> _Work instructions_:
All entries should be printed precisely as written.

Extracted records
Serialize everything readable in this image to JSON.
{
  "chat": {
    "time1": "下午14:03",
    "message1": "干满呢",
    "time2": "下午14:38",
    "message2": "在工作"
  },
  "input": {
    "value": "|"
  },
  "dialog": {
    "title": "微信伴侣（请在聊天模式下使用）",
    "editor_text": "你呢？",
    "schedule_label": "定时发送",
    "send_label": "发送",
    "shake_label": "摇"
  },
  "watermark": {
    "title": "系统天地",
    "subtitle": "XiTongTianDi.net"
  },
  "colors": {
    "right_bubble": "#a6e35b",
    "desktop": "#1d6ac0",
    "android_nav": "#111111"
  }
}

> _Answer box_:
Serialize everything readable in this image to JSON.
{
  "chat": {
    "time1": "下午14:03",
    "message1": "干满呢",
    "time2": "下午14:38",
    "message2": "在工作"
  },
  "input": {
    "value": "|"
  },
  "dialog": {
    "title": "微信伴侣（请在聊天模式下使用）",
    "editor_text": "你呢？",
    "schedule_label": "定时发送",
    "send_label": "发送",
    "shake_label": "摇"
  },
  "watermark": {
    "title": "系统天地",
    "subtitle": "XiTongTianDi.net"
  },
  "colors": {
    "right_bubble": "#a6e35b",
    "desktop": "#1d6ac0",
    "android_nav": "#111111"
  }
}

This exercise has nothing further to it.